Betsie, the project leader, is the senior systems librarian of the public library consortium of the City of Durban. She cracks the whip and sees that the programme’s vision is never compromised. Co-ordinating every aspect of the programme, all roads to Rome lead through her, no kidding. But she also gets to choose the new projects and gets to meet wonderfully interesting people, what fun that is.
Niall is our digital manager and web editor. Often he finds himself in a much extended support role, helping in all manner with copywriting and audiovisual media support. A true handyman he is when damage control has to be done, whether on equipment or the web – a real Mr Fixit. His constant stream of bright new ideas helps to keep the programme rolling along.
Mabusi is our content-manager. Working in the NGO sector, she has developed a wealth of online and research skills and uses these to improve the articles in our Community Memory. Mabusi has quickly become a dab hand at MediaWiki and provides technical support to our volunteer field-workers.

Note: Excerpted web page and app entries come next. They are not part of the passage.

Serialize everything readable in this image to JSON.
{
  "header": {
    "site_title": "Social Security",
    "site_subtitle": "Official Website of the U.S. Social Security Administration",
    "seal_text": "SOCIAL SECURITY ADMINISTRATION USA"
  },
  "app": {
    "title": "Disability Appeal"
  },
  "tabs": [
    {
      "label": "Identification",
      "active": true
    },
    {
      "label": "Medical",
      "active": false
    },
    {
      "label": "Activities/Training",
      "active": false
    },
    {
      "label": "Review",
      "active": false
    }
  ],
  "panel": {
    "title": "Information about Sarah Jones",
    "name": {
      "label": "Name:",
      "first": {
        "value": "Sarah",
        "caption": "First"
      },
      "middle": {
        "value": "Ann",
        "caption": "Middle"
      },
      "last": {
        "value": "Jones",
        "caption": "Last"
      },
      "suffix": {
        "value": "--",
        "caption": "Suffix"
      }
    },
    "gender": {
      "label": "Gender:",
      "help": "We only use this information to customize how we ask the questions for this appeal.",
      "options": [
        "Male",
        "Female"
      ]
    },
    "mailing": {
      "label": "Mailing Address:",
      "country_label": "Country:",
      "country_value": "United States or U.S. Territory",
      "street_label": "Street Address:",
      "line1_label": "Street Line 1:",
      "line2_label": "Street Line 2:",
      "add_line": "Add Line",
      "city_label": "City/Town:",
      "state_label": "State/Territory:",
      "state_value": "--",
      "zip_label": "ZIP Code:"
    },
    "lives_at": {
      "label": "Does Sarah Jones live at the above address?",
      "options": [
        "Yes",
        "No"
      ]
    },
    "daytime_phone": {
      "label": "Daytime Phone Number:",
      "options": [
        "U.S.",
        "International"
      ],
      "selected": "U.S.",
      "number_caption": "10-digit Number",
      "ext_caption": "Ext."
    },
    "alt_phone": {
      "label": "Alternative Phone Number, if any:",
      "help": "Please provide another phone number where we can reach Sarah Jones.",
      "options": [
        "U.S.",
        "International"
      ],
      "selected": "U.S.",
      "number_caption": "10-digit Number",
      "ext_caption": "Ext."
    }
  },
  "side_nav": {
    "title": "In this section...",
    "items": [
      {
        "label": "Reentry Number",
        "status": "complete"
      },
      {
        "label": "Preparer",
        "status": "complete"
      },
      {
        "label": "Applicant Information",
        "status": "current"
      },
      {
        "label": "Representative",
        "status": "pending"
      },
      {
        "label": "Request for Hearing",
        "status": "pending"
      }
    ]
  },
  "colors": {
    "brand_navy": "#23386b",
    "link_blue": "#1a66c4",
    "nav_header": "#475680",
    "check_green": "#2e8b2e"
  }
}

The fieldworkers, who are one of the most important cogs in this machine, come from all over the place, that is, within the boundaries of the eThekwini Metroplitan area. They collect the stories and all those juicy bits that make the website so unique and interesting; they also get to post them online themselves. Coming mostly from the peri-urban and rural environments surrounding the city, some of them travel up to sixty kilometers over difficult terrain to get to the programme office, what sacrifice that is for volunteer work. They are our eyes and our ears in the local community and they bring a wealth of talents and community knowledge to the programme; dedication is the name of this game.
And then we get to the back room boys: the editorial and administrative assistants. We keep them hidden because if someone else sees how useful they are they will surely be headhunted or just hijacked. They keep the work in progress, in the true sense; no day goes by without their indispensable input to produce an attractive product.